As the Awards announcement proclaimed, “despite being blind from birth, 12 year-old Ethan excels in the sound of the piano, making unique musical performances. He is awarded for his extraordinary ability to play this instrument, which has been called “a colorful music” though, unfortunately, Ethan has never seen the colors.”
Congratulations Ethan, all of us at World Access For The Blind are very proud of you! Coming soon, you can read more and watch a few videos of the awards in our full profile of Ethan David Loch.
WAFTB’S BRIAN BUSHWAY EXPLAINS FLASHSONAR™ ON ‘EXPLAIN THINGS TO ME’
World Access For The Blind has had a busy summer and fall juggling media requests to showcase our work and to provide more information about our FlashSonar™ refined version of echolocation.

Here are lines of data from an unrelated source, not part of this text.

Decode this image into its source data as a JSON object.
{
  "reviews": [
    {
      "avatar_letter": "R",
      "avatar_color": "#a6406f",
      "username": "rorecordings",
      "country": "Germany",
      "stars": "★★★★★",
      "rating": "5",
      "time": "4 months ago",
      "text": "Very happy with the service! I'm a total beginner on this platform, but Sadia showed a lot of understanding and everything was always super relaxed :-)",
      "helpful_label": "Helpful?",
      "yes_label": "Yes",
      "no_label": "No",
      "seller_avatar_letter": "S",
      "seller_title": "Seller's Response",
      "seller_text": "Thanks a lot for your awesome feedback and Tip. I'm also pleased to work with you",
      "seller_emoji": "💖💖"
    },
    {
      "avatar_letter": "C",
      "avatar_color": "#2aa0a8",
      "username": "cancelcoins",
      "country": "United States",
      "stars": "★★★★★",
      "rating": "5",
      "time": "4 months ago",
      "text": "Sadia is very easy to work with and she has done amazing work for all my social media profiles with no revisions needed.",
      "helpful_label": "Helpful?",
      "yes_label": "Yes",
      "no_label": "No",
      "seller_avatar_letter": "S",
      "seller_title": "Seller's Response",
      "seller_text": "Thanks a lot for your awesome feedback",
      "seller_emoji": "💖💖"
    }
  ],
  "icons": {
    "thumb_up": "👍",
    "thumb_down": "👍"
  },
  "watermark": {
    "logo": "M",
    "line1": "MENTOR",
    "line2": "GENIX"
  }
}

WAFTB Perceptual Navigation Instructor Brian Bushway recently visited the studios of Fullscreen TV to explain a few things about our work at the proven science behind it to YouTube ‘phenoms’ Anna Akana and Brad Gage on their podcast “Explain Things To Me”.
The show recently moved to a new set that looks as though it would be right at home on the Discovery Channel with its requisite human skeleton and chalkboard rendering of Leonardo da Vinci’s Vitruvian Man, albeit clad in boxer shorts and decorated in small bat drawings in honor of echolocation.
Fullscreen TV is a subscription service, so you’ll have to sign-up at their site to be able to see the over 40 minute interview. However, you can learn more about Brian’s interview in which he explains how we teach blind persons of all ages to ‘see’ with sound as our FlashSonar™ clicks light-up the brain’s visual cortex with acoustical imaging.